It’s not sufficient — or acceptable — to be cynical about politics. It’s absolutely true that politics won’t solve our problems and save our souls, but disengagement is not a moral option.
In his latest media interview, Pope Francis observes, when asked about the heads of state who have come to visit him during his first 15 months as pontiff:
Many have come and it’s an interesting variety. Each one has their personality. What has called my attention is the cross made between young politicians, whether they are from the center, the left or the right. Maybe they talk about the same problems but with a new music, and this I like, this gives me hope because politics is one of the more elevated forms of love, of charity. Why? Because it leads to the common good, and a person who, [despite] being able to do it, does not get involved in politics for the common good, is selfish; or that uses politics for their own good, is corrupt. Some fifteen years ago the French bishops wrote a pastoral letter reflecting on the theme “Restoring Politics.” This is a precious text that makes you realize all of these things.
(Translation via the Catholic News Agency.)
It’s our job to restore politics to that which elevates and works for the common good.
This is not a new view of Jorge Bergoglio’s. In a series of conversations with his good friend Rabbi Abraham Skorka (who recently traveled the Holy Land with him), he expressed: “The loss of credibility in the political arena must be reversed because politics is a very elevated form of social charity.” (I discussed that book-length exchange, On Heaven and on Earth with the translator, my friend Alejandro Bermudez, here.)

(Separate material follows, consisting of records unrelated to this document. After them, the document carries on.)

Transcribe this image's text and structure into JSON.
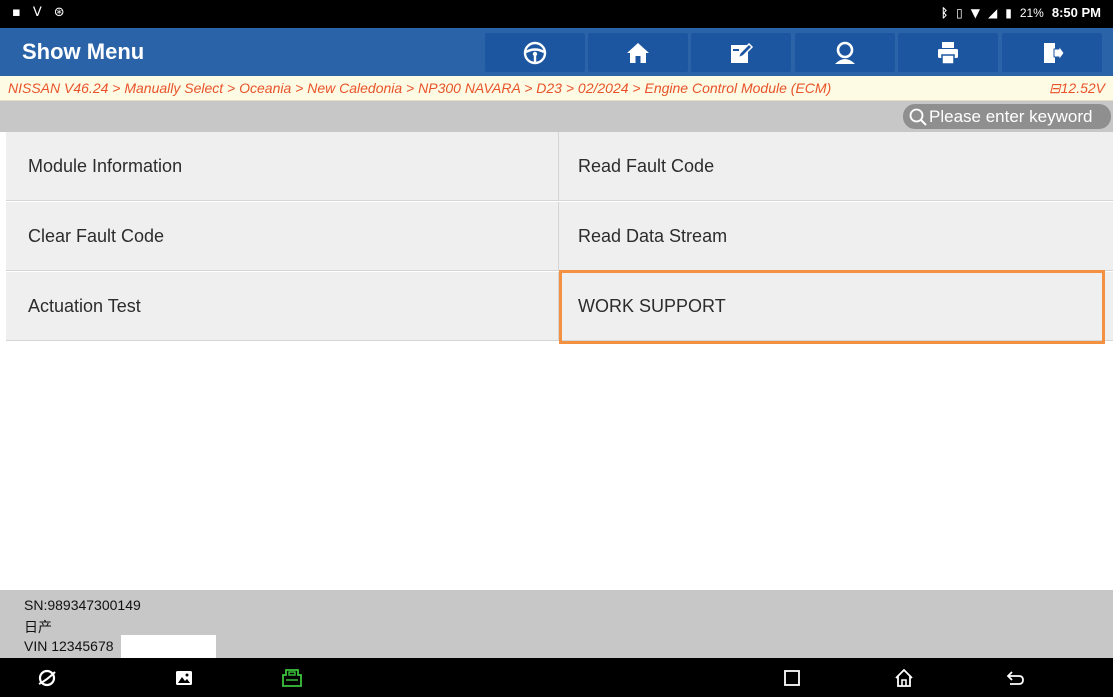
{
  "status_bar": {
    "left_icons": [
      "image-notification-icon",
      "usb-icon",
      "settings-notification-icon"
    ],
    "right_icons": [
      "bluetooth-icon",
      "vibrate-icon",
      "wifi-icon",
      "signal-icon"
    ],
    "battery": "21%",
    "time": "8:50 PM"
  },
  "header": {
    "title": "Show Menu",
    "toolbar": [
      "steering-wheel-icon",
      "home-icon",
      "edit-report-icon",
      "user-support-icon",
      "print-icon",
      "exit-icon"
    ]
  },
  "breadcrumb": {
    "path": "NISSAN V46.24 > Manually Select > Oceania > New Caledonia > NP300 NAVARA > D23 > 02/2024 > Engine Control Module (ECM)",
    "voltage": "⊟12.52V"
  },
  "search": {
    "placeholder": "Please enter keyword"
  },
  "menu": {
    "items": [
      {
        "label": "Module Information"
      },
      {
        "label": "Read Fault Code"
      },
      {
        "label": "Clear Fault Code"
      },
      {
        "label": "Read Data Stream"
      },
      {
        "label": "Actuation Test"
      },
      {
        "label": "WORK SUPPORT"
      }
    ]
  },
  "footer": {
    "sn": "SN:989347300149",
    "brand": "日产",
    "vin": "VIN 12345678"
  },
  "nav_bar": [
    "browser-icon",
    "gallery-icon",
    "vci-icon",
    "recents-icon",
    "home-icon",
    "back-icon"
  ],
  "colors": {
    "header_bg": "#2a63a8",
    "breadcrumb_text": "#e8532b",
    "highlight": "#f2913f",
    "vci_green": "#3cc43c"
  }
}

That newly canonized St. John Paul II is a good go-to saint for redeeming politics now, isn’t he?
St. John Paul II, pray for us.
And here’s a good prayer via The Catechism of the Catholic Church:
Pope St. Clement of Rome provides the Church’s most ancient prayer for political authorities: “Grant to them, Lord, health, peace, concord, and stability, so that they may exercise without offense the sovereignty that you have given them. Master, heavenly King of the ages, you give glory, honor, and power over the things of earth to the sons of men. Direct, Lord, their counsel, following what is pleasing and acceptable in your sight, so that by exercising with devotion and in peace and gentleness the power that you have given to them, they may find favor with you.”